“People just did not have the money to give, it just was not there,” said Cllr. Shoer.

Cllr. Joe Brennan said the property tax was going to be introduced and he hoped something would be done to protect people on low incomes.

Cllr. Pat English said ordinary people were being hounded while the wealthy were not.

“They should go after the people with the money,” insisted Cllr. English.

Cllr. Acheson, who was interrupted by Cllr. Sheehan Cooney as he spoke, said the government had an obligation to balance the books and Ireland was one of the few countries in Europe not to have a property tax.

“We either increase income tax on the coping classes or bring in a property tax” said Cllr. Acheson.

Cllr. Bobby Fitzgerald said the property tax was signed up to because of the IMF agreement. Cllr.Fitzgerald said the previous government got a bad deal with the Croke Park agreement.

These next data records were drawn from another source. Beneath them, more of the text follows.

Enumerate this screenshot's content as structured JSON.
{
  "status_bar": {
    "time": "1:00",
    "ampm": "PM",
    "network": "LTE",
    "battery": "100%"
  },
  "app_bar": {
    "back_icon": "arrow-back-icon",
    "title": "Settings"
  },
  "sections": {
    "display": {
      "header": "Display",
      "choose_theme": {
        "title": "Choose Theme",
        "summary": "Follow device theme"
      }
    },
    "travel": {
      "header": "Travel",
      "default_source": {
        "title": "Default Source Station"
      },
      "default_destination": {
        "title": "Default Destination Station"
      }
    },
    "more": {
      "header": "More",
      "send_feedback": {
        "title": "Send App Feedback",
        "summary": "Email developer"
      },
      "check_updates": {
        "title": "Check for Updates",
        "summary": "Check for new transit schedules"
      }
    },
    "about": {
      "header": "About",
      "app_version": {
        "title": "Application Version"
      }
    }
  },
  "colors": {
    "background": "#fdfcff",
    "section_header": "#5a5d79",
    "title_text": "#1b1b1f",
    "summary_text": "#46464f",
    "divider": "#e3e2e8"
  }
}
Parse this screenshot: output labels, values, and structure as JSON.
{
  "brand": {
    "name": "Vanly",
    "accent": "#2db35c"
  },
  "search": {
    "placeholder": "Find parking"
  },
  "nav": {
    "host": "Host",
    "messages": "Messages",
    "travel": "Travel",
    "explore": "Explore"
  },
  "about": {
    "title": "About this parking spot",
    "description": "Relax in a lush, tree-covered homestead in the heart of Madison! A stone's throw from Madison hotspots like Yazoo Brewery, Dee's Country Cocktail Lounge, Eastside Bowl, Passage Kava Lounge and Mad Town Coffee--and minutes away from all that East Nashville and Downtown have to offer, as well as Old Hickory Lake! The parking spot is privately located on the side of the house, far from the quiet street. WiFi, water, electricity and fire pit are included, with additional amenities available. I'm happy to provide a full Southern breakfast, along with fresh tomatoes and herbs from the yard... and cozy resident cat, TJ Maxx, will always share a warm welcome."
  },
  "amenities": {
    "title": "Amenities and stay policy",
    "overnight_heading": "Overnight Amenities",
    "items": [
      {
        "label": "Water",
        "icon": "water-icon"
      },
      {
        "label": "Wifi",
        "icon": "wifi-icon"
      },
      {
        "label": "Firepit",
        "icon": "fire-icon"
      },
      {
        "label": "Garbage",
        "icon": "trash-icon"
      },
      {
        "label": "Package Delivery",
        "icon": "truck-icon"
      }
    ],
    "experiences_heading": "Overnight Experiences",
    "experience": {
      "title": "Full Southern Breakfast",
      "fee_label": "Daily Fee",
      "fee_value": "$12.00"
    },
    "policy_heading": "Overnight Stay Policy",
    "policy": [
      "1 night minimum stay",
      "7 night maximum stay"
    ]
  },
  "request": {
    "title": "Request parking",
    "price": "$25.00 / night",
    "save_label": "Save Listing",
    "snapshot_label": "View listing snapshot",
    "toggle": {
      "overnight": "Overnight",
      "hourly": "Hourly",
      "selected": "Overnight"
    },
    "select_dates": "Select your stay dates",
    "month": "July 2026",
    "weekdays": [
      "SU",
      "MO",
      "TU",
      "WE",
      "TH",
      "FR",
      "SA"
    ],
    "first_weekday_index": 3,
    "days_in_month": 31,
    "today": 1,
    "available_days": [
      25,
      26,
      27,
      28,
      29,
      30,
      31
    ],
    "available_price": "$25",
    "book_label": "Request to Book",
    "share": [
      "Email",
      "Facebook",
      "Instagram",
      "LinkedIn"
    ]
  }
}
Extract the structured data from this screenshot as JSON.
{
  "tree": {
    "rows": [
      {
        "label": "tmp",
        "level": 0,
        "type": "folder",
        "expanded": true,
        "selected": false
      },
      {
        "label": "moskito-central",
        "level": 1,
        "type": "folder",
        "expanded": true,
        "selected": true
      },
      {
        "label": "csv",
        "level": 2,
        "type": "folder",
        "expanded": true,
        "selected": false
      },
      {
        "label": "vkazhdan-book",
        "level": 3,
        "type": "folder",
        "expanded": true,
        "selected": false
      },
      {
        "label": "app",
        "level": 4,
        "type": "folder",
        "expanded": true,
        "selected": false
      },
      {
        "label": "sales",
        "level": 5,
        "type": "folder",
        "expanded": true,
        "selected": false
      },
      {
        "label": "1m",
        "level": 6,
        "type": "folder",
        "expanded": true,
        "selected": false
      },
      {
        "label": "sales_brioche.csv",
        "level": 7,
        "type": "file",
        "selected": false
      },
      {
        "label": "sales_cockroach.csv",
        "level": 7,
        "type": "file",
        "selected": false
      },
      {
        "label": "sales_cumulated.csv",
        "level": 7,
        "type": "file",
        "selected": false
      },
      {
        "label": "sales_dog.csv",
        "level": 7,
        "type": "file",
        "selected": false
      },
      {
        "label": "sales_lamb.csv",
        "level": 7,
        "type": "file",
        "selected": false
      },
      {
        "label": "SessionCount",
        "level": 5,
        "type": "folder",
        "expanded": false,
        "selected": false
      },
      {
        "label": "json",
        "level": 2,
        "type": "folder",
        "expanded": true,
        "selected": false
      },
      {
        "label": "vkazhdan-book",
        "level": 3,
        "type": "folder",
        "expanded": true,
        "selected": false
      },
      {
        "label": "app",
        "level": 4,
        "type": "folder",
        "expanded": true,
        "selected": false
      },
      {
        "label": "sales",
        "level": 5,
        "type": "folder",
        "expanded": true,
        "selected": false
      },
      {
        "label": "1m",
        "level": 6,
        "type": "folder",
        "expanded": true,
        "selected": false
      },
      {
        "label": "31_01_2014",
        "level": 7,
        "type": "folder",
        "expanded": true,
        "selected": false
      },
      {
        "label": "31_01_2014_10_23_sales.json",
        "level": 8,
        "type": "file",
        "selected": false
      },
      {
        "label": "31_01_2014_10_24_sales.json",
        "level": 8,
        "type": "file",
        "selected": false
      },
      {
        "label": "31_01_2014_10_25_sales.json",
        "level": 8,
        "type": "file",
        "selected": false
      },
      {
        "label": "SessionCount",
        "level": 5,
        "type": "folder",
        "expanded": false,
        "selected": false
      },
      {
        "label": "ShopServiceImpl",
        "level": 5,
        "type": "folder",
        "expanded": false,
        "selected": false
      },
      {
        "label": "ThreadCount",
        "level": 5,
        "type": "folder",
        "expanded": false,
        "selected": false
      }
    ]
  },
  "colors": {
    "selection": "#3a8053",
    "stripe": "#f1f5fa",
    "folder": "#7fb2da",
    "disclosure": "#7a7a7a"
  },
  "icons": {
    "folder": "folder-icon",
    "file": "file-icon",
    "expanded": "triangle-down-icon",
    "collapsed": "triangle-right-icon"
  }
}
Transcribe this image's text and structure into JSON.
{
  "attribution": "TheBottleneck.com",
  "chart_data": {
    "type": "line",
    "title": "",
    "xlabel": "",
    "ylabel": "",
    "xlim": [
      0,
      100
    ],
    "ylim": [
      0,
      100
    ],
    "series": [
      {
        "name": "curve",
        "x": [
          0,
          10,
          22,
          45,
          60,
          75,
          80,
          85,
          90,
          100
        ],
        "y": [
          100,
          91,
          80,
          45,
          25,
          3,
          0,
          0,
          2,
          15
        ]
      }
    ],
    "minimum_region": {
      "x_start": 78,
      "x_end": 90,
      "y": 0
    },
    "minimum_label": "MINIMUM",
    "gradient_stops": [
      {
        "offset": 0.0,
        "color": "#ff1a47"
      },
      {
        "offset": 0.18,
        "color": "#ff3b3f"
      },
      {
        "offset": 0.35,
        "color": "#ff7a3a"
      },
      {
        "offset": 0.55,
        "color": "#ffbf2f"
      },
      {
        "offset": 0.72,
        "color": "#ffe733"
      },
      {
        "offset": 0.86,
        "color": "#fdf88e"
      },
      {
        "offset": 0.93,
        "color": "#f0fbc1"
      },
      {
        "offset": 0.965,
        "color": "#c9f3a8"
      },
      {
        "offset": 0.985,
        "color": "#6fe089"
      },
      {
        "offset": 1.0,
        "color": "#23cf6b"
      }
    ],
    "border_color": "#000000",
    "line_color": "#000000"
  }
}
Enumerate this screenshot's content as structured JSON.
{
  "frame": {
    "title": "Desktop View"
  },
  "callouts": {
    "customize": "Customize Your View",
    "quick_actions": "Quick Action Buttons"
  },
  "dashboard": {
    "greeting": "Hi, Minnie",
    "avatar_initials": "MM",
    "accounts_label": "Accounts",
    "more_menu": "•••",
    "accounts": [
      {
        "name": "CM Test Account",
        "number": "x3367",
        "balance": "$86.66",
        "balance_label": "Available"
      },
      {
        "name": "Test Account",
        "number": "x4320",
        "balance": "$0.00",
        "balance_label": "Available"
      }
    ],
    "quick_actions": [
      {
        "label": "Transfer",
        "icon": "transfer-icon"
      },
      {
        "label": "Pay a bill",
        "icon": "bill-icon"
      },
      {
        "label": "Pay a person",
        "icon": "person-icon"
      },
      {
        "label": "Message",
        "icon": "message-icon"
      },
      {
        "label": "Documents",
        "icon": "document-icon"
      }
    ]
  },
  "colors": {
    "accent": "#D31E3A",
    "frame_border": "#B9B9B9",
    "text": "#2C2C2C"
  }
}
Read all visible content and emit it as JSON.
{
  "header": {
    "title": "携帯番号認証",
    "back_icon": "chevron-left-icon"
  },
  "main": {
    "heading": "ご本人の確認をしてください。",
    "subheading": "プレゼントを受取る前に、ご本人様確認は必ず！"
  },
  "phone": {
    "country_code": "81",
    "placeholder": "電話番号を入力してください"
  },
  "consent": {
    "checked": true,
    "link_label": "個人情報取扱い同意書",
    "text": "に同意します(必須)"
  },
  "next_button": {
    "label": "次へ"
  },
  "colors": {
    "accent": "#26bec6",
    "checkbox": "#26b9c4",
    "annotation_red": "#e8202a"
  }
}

“County managers earn more than the Spanish Prime Minister, 7,000 civil servants earn over €130,000,” said Cllr. Fitzgerald.

He acknowledged that others in the public sector were inadequately paid, those that were working in the frontline, but that nothing would be changed while Croke Park was in existence.

Cllr. Fitzgerald said his own party was also responsible for the situation and he said ordinary people in society werebeing affected due to the adherence of the government to maintain the Croke Park agreement.

Cllr. Michael Anglim said he noticed that the county council had served notice to quit letters to twenty nine people. He asked how those people could afford a property tax.

“The Croke Park agreement should be torn up, things change, it’s a different society now,” said Cllr. Sheehan Cooney.

Cllr. Liam Ahearn told officials that there was no need to put the motion to a vote because the council had no say over government policy.

He was supported by party colleague Cllr.Michael Fitzgerald who said there was no need to vote.

Cllr. Sheehan Cooney insisted on a vote being taken. Her motion was seconded by Cllr.Pat English.

Ten Fine Gael councillors - John Crosse (Chairman), Liam Ahearn, Tom Acheson, Joe Brennan, Jack Crowe, Michael Fitzgerald, Marie Murphy, Michael Murphy, Mary Hanna Hourigan and John Fahey voted to reject the motion.

Cllr.Sheehan Cooney (FF) voted for the motion as did party colleagues Joe Donovan, and Michael Anglim, WUAG councillors Pat English and Billy Shoer. Labour councillor Bobby Fitzgerald also voted for the motion.

Ten members of the council were not present at the time of the vote. They were FG’s Louise McLoughlin and Jimmy O Brien, Fianna Fail’s Siobhan Ambrose, Dr.Sean McCarthy, Labour’s Sean Lonergan and Darren Ryan, and Independents Denis Leahy, Richie Molloy. Tom Wood and Eddie O’Meara.